A sleeper on the Willie Mae's menu, a country style fried pork chop.
No way in hell that has happened or will happen at Willie Mae's.
This restaurant is so charming I thought it was going to take Lindsay home. The servers have a warmth and personality that will steer you away from say a regular fried pork chop to the country style pork chop, which has a more coarse coating, but a juicier interior. Perhaps it is the fact that your seat may be under a grotto filled with well-wishes from Jesus, but there is something both holy and homey about the food served here.
Red beans are costume de rigueur at the carnival clubs that are New Orleans' neighborhood restaurants. To be clear, the ones at Willie Mae's are an excellent example of the Creole standby. However, pass them up as a side to your fried chicken or pork chop for a plate of the butter beans. They are smoky, rich, and silken like a a bootlegger's smoking jacket. Skip the cornbread and macaroni and cheese; order more beans.
The fried chicken at Willie Mae's could perhaps be the best in the world. The crust is a shade below mahogany and shatters just slightly less than a Christmas ornament dropped on the ground. Break the seal of the crust, and a waft of sultry, fragrant steam floods out as if you had opened the door to a sauna filled with Victoria's Secret models. The interior, juicy and salty, is worthy of an interview with James Lipton.
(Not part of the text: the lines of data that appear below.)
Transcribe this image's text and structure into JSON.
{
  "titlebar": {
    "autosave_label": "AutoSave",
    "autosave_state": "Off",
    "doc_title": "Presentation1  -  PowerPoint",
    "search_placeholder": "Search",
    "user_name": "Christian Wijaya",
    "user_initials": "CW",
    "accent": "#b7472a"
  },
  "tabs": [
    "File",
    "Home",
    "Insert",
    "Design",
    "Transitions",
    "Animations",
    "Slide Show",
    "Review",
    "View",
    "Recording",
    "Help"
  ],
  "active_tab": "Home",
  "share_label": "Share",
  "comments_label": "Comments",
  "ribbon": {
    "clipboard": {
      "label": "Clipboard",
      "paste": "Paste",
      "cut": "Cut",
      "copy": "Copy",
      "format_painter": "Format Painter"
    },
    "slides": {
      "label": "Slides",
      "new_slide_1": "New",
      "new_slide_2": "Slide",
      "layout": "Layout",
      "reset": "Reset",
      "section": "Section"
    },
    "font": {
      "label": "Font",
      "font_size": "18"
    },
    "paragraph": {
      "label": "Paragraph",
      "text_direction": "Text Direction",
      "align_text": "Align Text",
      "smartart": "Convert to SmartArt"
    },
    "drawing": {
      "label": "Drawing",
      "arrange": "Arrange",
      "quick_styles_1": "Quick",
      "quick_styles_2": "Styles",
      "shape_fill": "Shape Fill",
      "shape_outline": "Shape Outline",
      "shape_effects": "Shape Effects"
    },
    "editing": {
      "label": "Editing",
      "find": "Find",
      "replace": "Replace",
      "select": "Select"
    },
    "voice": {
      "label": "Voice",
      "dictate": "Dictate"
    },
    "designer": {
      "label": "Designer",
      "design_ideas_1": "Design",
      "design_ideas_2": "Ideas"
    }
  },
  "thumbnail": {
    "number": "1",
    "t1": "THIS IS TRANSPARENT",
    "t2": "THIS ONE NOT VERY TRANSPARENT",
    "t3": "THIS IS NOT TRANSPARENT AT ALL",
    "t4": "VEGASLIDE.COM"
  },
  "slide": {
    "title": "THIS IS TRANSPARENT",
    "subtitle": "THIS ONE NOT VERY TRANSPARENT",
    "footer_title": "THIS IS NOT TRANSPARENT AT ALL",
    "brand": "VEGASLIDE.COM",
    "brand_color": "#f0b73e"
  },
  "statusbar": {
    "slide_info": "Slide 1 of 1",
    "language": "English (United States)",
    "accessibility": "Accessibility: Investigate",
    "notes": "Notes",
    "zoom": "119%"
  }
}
One of the great experiences in this mortal coil is to run a palmful of fried chicken crust through the last bits of butter beans on your plate. A standard order comes with three pieces, you might as well order two.
If you go early, you will deal with crowds, lines, and a long wait for chicken. Go around one and you will waltz right into one of New Orleans' best restaurants.
Willie Mae's Scotch House: Is It Worth It? Absolutely.
2401 St. Ann St